Jen said...

Thank you Phillip, unfortunately it is still not working. I disabled it, closed IE, tried deleting the dll file, access still denied. I think I'm going to try combofix now. It'll be the 5th one I'm trying....
problem is, the darn browser helper object "research" keeps enabling itself....Arghhh!

Anonymous said...

I couldn't get rid of the file either, but i rebooted in safe mode and it deleted just fine.

Anonymous said...

Man I'm so glad I found this blog... Customer had antivirus2009on her pc. To get rid of the spyware was nothing: like you said: malwarebytes did the trick.

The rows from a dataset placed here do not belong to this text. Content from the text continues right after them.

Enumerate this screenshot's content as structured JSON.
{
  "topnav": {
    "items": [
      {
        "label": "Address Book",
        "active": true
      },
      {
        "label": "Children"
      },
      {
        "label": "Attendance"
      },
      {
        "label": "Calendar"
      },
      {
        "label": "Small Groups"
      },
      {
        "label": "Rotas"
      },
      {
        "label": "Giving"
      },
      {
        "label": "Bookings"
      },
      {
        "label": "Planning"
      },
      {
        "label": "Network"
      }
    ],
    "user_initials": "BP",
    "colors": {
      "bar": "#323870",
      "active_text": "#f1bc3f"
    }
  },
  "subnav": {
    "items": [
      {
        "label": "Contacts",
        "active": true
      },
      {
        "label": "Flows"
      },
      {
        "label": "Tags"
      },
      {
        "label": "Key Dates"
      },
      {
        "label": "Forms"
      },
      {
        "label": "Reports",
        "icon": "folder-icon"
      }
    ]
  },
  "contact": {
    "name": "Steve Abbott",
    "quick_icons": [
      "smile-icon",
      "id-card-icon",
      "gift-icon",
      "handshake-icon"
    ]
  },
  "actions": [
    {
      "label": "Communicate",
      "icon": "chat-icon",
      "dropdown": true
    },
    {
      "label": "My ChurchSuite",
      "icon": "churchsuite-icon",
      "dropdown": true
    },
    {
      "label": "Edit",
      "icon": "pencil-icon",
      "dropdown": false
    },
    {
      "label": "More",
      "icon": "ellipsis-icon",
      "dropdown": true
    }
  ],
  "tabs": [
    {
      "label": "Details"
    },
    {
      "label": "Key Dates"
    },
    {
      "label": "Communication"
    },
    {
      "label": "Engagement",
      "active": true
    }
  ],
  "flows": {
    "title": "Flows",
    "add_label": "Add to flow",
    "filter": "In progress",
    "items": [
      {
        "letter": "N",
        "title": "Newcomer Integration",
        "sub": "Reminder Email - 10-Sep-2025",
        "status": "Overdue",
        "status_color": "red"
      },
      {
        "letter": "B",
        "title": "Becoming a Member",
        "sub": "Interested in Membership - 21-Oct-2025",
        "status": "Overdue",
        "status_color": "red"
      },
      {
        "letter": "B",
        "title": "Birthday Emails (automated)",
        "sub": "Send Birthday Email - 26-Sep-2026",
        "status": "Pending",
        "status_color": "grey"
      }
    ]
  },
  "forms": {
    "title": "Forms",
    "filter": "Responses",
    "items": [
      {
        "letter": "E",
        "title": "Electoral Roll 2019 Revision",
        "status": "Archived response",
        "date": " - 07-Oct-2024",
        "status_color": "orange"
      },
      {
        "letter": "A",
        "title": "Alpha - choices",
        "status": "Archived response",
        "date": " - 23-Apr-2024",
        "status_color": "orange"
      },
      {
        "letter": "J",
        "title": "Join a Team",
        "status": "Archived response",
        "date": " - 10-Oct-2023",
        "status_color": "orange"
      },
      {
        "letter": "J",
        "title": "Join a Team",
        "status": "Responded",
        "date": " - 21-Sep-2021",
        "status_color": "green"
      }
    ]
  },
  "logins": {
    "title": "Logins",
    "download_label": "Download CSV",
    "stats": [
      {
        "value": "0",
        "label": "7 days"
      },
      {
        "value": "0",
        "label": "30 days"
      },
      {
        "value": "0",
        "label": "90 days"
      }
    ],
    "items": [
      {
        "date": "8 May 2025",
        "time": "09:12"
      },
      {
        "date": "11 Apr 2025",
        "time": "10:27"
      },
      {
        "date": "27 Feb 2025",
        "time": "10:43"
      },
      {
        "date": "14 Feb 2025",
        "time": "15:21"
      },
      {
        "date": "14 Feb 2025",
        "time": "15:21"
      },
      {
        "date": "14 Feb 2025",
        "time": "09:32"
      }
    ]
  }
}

But the ie problem! It was driving me insane and no solution to be found! Except here! Ur the best :D
If this wouldn't have worked; i'd just have reinstalled the pc.. *me does a happy dance*


Anonymous said...

Google did not find it, what is happening is there is a BHO (browser helper object) that is attempting to connect to the AV 2009 (now website and the built-in malware blocker is actually working and not allowing it to go there, unless of course you tell it you want to.

Anonymous said...

StopZilla was the only program that fixed it. I tried all the other methods but it kept coming back. After I installed StopZilla, the Atnivirus 2009 popups were gone from my computer. $20.00 is way cheaper than your time unless you like to pull your hair out.


Anonymous said...

Had same problem as above but the “Research” Plug-In was associated with a file named winconfig.dll in the Windows\System32 file. Malwarebytes found it, quarantined it and deleted it. By the way, I had the same problem trying to delete it manually, even Shift > Delete wouldn’t work, access denied. Good luck (From what I have been reading about this little nasty critter is that it morphs or changes registry keys and file names all the time as you can see by the winconfig.dll versus the winsystem.dll). I say they should find the creator’s and “Off with their heads”.